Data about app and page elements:
==========

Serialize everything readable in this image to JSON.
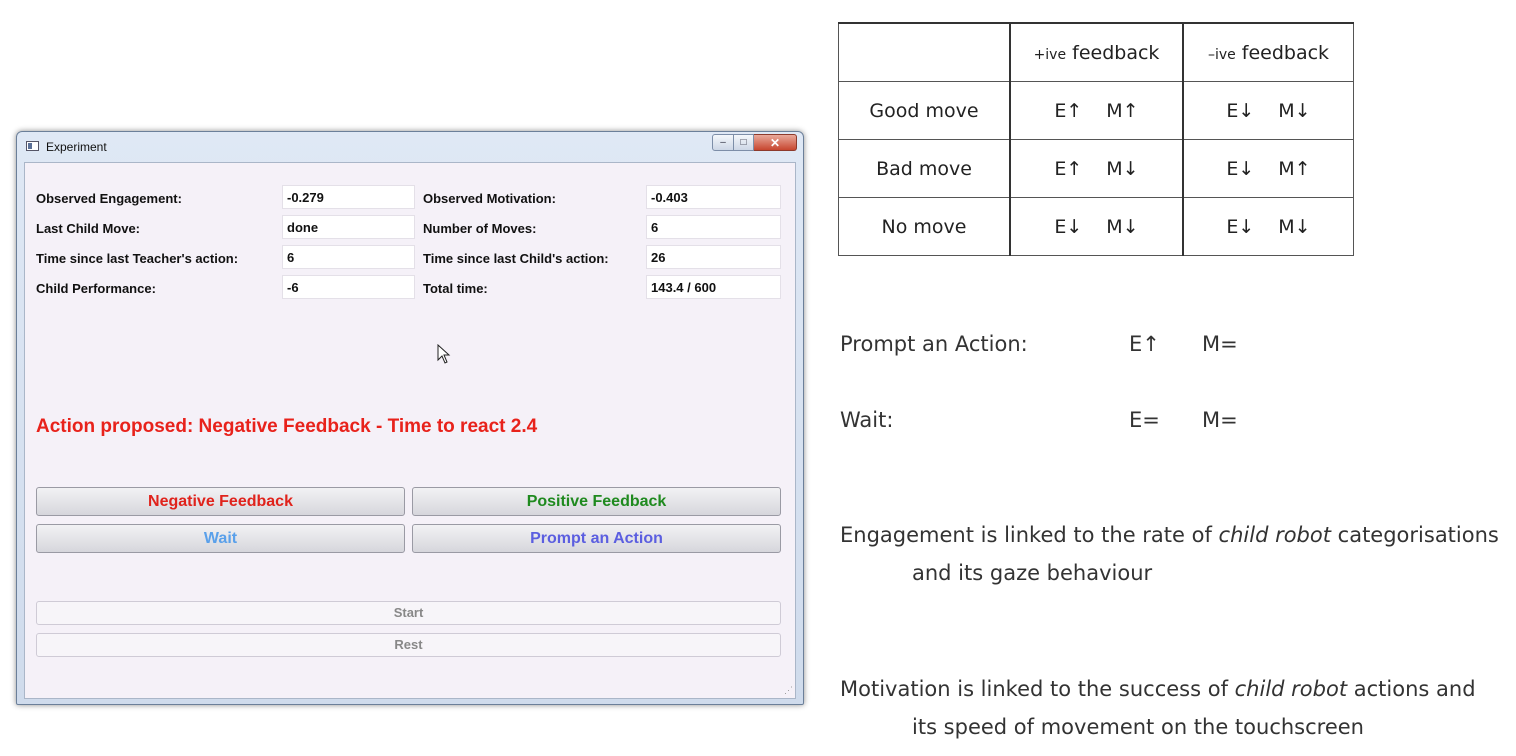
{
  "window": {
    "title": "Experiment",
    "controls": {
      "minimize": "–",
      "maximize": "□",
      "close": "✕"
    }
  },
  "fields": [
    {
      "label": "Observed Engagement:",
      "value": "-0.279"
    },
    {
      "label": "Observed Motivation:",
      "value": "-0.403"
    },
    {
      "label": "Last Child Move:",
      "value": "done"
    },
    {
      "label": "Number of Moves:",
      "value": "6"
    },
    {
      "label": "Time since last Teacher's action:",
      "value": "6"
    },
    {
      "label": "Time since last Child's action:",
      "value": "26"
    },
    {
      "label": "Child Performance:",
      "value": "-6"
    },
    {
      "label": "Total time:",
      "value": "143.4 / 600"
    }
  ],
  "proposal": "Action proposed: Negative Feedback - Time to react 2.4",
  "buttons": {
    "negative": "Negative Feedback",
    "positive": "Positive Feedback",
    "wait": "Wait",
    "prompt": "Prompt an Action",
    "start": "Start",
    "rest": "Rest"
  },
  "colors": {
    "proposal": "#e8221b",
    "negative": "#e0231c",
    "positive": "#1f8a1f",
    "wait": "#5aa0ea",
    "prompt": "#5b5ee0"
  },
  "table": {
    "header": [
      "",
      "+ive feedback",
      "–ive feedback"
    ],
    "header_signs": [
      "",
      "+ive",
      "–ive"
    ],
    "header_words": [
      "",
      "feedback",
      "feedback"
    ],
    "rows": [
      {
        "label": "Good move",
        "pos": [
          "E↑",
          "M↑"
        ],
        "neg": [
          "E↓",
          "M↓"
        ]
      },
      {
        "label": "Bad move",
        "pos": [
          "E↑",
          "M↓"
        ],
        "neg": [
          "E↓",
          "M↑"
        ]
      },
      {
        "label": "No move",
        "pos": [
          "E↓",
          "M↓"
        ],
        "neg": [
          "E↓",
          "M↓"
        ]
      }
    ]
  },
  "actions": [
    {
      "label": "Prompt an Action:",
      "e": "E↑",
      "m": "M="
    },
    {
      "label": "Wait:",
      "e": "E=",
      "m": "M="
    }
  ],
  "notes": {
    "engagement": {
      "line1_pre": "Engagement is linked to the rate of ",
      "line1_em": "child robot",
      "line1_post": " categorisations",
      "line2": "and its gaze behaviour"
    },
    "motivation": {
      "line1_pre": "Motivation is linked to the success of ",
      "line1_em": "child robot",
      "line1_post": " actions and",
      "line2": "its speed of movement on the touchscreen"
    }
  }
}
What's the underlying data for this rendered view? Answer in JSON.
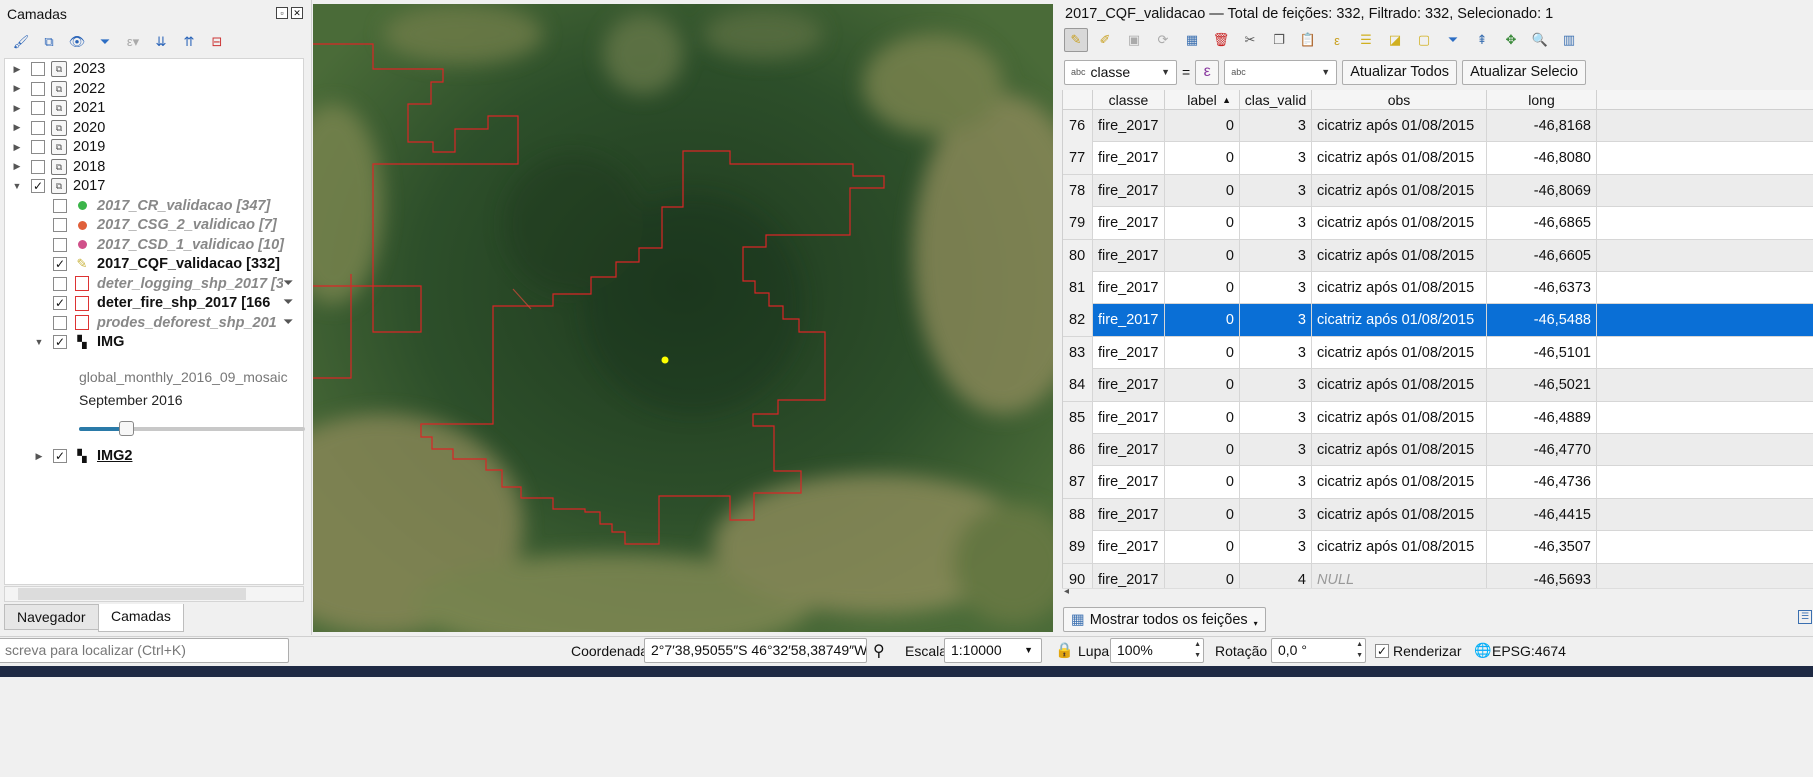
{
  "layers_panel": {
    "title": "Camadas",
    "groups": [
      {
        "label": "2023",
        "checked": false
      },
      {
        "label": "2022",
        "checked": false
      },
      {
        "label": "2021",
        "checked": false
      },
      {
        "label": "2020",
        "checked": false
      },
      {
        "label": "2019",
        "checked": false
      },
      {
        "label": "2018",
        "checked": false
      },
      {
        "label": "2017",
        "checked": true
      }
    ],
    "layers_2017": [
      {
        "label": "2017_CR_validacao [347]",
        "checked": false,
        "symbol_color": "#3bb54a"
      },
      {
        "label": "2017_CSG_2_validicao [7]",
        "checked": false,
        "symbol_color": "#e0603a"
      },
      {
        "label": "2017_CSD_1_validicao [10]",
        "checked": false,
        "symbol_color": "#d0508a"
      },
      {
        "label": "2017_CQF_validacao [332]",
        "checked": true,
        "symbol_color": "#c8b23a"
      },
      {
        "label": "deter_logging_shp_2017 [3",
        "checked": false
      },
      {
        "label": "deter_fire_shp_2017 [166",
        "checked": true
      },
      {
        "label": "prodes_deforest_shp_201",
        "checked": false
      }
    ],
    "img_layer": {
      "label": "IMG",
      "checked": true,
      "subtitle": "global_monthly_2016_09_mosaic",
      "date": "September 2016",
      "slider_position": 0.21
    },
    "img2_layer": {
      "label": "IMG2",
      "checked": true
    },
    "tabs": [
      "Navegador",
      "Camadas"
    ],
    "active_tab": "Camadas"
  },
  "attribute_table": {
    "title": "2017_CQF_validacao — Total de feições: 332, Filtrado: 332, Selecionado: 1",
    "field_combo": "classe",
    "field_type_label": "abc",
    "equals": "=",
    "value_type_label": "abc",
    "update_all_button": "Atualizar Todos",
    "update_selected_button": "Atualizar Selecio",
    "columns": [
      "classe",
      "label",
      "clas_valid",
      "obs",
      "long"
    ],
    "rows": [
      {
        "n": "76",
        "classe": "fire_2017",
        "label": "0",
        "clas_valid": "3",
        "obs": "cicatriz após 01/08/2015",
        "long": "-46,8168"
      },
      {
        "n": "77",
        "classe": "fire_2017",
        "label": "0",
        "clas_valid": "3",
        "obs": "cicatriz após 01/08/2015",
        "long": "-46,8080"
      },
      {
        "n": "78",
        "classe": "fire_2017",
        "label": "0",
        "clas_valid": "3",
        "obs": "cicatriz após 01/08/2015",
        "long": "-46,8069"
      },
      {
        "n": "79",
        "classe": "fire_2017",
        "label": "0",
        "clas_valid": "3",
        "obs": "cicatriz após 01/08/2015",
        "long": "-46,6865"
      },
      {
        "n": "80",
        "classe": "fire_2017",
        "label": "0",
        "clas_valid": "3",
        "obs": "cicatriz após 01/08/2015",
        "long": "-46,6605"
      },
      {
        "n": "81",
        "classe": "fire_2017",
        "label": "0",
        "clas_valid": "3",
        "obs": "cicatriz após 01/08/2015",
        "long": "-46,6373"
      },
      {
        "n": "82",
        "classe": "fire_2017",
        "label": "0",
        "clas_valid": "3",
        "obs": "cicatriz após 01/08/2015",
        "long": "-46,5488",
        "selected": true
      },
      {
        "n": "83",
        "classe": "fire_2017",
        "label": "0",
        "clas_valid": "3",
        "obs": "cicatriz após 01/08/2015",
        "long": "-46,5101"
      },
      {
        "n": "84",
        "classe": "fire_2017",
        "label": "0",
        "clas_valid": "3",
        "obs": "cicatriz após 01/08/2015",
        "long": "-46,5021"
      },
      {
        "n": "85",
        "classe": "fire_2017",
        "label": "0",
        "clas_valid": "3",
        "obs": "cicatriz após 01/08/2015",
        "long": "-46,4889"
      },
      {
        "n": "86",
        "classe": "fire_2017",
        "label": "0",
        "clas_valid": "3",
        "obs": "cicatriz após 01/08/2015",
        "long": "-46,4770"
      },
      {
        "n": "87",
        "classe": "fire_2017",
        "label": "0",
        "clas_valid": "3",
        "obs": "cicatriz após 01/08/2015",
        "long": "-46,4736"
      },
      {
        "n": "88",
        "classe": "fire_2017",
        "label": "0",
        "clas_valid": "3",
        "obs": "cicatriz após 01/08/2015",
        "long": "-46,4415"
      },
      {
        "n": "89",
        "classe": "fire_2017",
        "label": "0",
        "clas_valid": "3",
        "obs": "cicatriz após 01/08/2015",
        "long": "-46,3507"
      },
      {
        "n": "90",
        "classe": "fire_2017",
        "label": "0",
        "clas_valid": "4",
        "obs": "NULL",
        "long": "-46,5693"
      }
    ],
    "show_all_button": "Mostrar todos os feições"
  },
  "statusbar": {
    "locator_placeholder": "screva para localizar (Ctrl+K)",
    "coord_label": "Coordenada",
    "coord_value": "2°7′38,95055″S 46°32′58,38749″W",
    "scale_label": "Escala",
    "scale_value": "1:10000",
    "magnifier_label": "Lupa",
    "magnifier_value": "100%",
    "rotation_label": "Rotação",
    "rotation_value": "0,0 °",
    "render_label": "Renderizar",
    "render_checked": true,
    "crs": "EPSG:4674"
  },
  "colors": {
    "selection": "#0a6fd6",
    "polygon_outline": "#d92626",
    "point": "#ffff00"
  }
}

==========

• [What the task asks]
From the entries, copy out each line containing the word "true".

• [Answer to this problem]
        "checked": true
        "checked": true,
        "checked": true
      "checked": true,
      "checked": true
        "selected": true
    "render_checked": true,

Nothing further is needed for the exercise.